En EspaŅol

Q. Who is Mr. Smarty Plants?

A: There are those who suspect Wildflower Center volunteers are the culpable and capable culprits. Yet, others think staff members play some, albeit small, role. You can torture us with your plant questions, but we will never reveal the Green Guru's secret identity.

Help us grow by giving to the Plant Database Fund or by becoming a member

Did you know you can access the Native Plant Information Network with your web-enabled smartphone?

Share

Ask Mr. Smarty Plants

Ask Mr. Smarty Plants is a free service provided by the staff and volunteers at the Lady Bird Johnson Wildflower Center.

Search Smarty Plants
    
 
See a list of all Smarty Plants questions
Can't find the answer in our existing FAQs, submit a question to Mr. Smarty Plants.
Need help with plant identification, visit the plant identification page.
 
rate this answer
Not Yet Rated

Friday - July 04, 2008

From: Arcadia, TX
Region: Southwest
Topic: Non-Natives
Title: Cold hardy non-native fig tree for Dallas
Answered by: Barbara Medford

QUESTION:

Do you know the best cold hardy fig tree that will grow and fruit in Dallas, Texas?

ANSWER:

Since Ficus carica is not a native of North America, we have no information on it in our Native Plant Database. We did, however, find an excellent website Fig Fruit Facts Ficus carica. This site even includes a list of cultivars. The fig is indigenous to western Asia and grows best and produces best-quality figs in the Meditteranean and dryer, warmer-temperature climates.

This Florida site Ficus carica lists some cold-hardy specimens by cultivar name. The fig is hardy in USDA Hardiness Zones 8 to 10. Dallas is about Zone 7a. With winter protection, can be grown as far north as Zone 5. When fully dormant, fig trees can tolerate temperatures as low as 10 deg to 15 deg F. Even if frozen, figs often will resprout from roots and produce a crop the following summer. For Dallas, do not order or purchase any fig trees that are specifically California cultivars, as they are pollinated by a tiny wasp that cannot survive the weather in Texas.

 

 

More Non-Natives Questions

Decline of non-native Star Jasmine in California
June 30, 2008 - We just had 2 trachelospermum jasminoides planted in a redwood planter box about a month ago. We can't figure out if we are watering too much or too little but some leaves are turning yellow and the...
view the full question and answer
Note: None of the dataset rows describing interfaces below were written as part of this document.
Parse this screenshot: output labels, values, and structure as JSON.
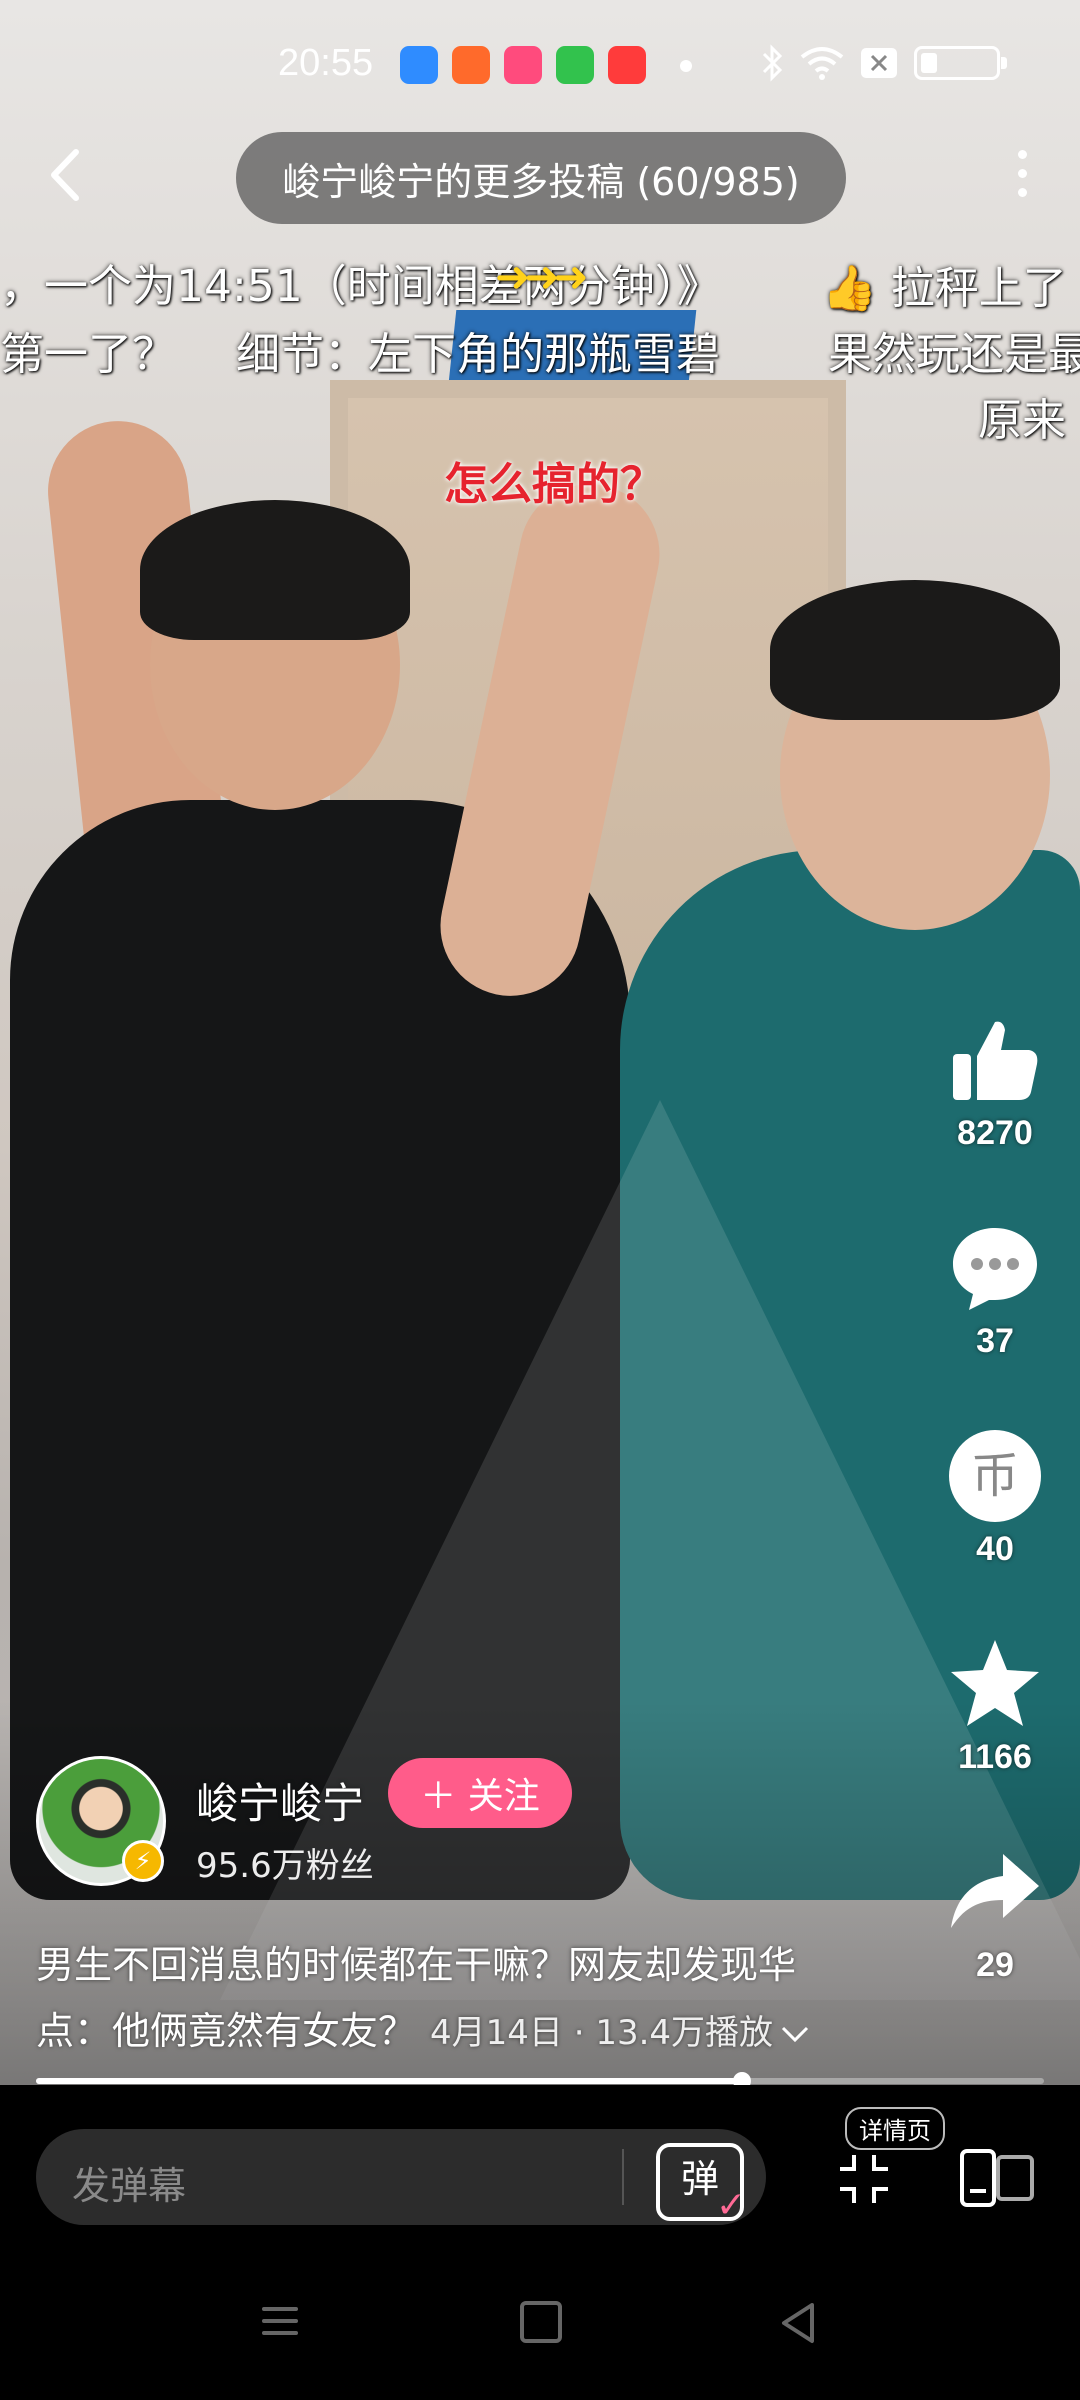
{
  "status_bar": {
    "time": "20:55",
    "app_icons": [
      {
        "icon": "qq-browser-icon",
        "color": "#2f8cff"
      },
      {
        "icon": "video-app-icon",
        "color": "#ff6a2b"
      },
      {
        "icon": "bilibili-icon",
        "color": "#ff4b7d"
      },
      {
        "icon": "android-app-icon",
        "color": "#32c24d"
      },
      {
        "icon": "music-app-icon",
        "color": "#ff3b3b"
      }
    ]
  },
  "header": {
    "title": "峻宁峻宁的更多投稿 (60/985)"
  },
  "danmaku": [
    "，一个为14:51（时间相差两分钟）》",
    "拉秤上了",
    "第一了？",
    "细节：左下角的那瓶雪碧",
    "果然玩还是最",
    "原来",
    "怎么搞的？"
  ],
  "actions": {
    "like_count": "8270",
    "comment_count": "37",
    "coin_count": "40",
    "favorite_count": "1166",
    "share_count": "29",
    "coin_glyph": "币"
  },
  "author": {
    "name": "峻宁峻宁",
    "follow_label": "＋ 关注",
    "fans": "95.6万粉丝"
  },
  "video": {
    "description_line1": "男生不回消息的时候都在干嘛？网友却发现华",
    "description_line2": "点：他俩竟然有女友？",
    "meta": "4月14日 · 13.4万播放",
    "progress": 0.7
  },
  "bottom_bar": {
    "danmaku_placeholder": "发弹幕",
    "danmaku_toggle": "弹",
    "detail_label": "详情页"
  },
  "colors": {
    "follow_button": "#ff5c8a",
    "danmaku_red": "#e6232e"
  }
}
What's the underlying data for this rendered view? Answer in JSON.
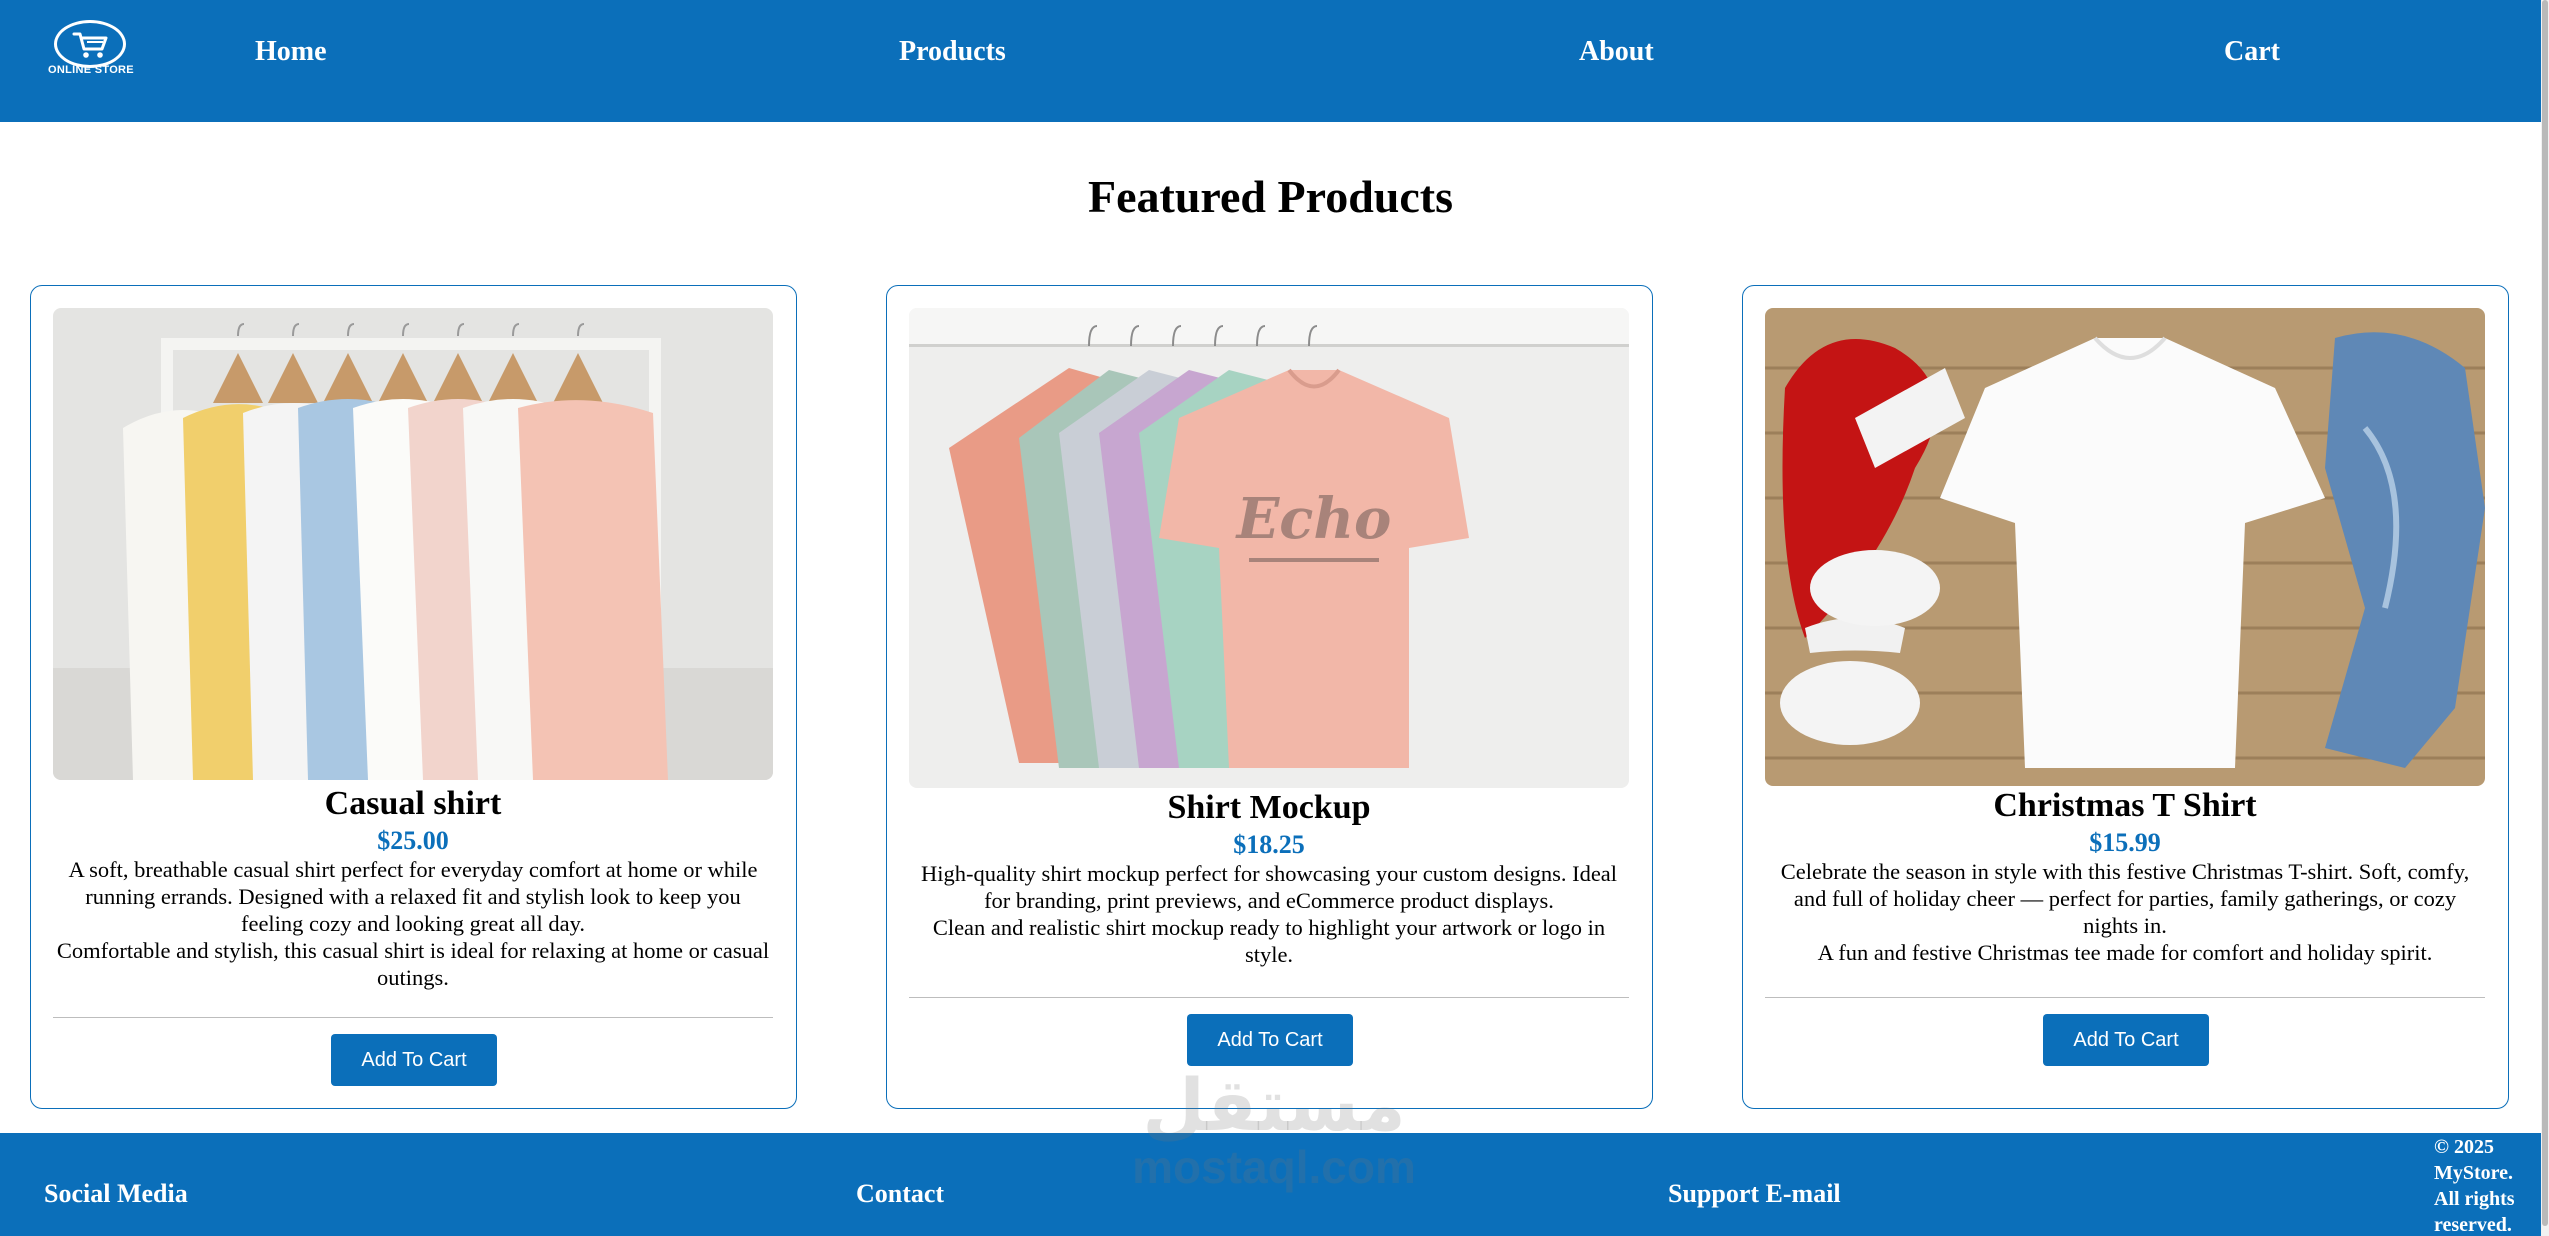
{
  "header": {
    "logo_text": "ONLINE STORE",
    "nav": [
      {
        "label": "Home"
      },
      {
        "label": "Products"
      },
      {
        "label": "About"
      },
      {
        "label": "Cart"
      }
    ]
  },
  "main": {
    "title": "Featured Products",
    "products": [
      {
        "name": "Casual shirt",
        "price": "$25.00",
        "description": [
          "A soft, breathable casual shirt perfect for everyday comfort at home or while running errands. Designed with a relaxed fit and stylish look to keep you feeling cozy and looking great all day.",
          "Comfortable and stylish, this casual shirt is ideal for relaxing at home or casual outings."
        ],
        "button_label": "Add To Cart"
      },
      {
        "name": "Shirt Mockup",
        "price": "$18.25",
        "description": [
          "High-quality shirt mockup perfect for showcasing your custom designs. Ideal for branding, print previews, and eCommerce product displays.",
          "Clean and realistic shirt mockup ready to highlight your artwork or logo in style."
        ],
        "button_label": "Add To Cart"
      },
      {
        "name": "Christmas T Shirt",
        "price": "$15.99",
        "description": [
          "Celebrate the season in style with this festive Christmas T-shirt. Soft, comfy, and full of holiday cheer — perfect for parties, family gatherings, or cozy nights in.",
          "A fun and festive Christmas tee made for comfort and holiday spirit."
        ],
        "button_label": "Add To Cart"
      }
    ]
  },
  "footer": {
    "social_label": "Social Media",
    "contact_label": "Contact",
    "support_label": "Support E-mail",
    "copyright": "© 2025 MyStore. All rights reserved."
  },
  "watermark": {
    "arabic": "مستقل",
    "latin": "mostaql.com"
  },
  "colors": {
    "brand": "#0b6fba",
    "background": "#ffffff"
  },
  "icons": {
    "logo": "shopping-cart-icon"
  }
}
Identifying non-native lichens from Austin
February 23, 2013 - Can you provide help identifying lichens? If not, can you suggest someone who can?
view the full question and answer

Controlling Rapistrum rugosum (annual bastardcabbage)
March 09, 2012 - The invasive, Rapistrum rugosum, seems to be especially ubiquitous this year. I communicated with Dr. Mark Simmons a few years ago regarding his research, which indicated that over-sowing wit...
view the full question and answer

Managing non-native invasive creeping yellow cress in Rio Medina TX
January 10, 2012 - Due to my lawn mower dying and waiting for the shop to fix it my yard got a bit overgrown. I was walking around the yard looking at the blooming wildflowers and have discovered that one of them is Ror...
view the full question and answer

Problems with non-native closet plant
November 23, 2008 - I have three closet plants. All are putting on new growth and even blooming. However, the leaves are turning brown from the edges. What is the problem?
view the full question and answer

Smarty Plants's Facebook profile Support the Wildflower Center by Donating Online or Becoming a Member today.

Mr. Smarty Plants wants you to be his Facebook friend. Click the Facebook icon to add yourself to Mr. Smarty Plants list of friends.
E-NEWSLETTER | BECOME A MEMBER | DONATE NOW | MEDIA | SITEMAP | STAFF
© 2015 Lady Bird Johnson Wildflower Center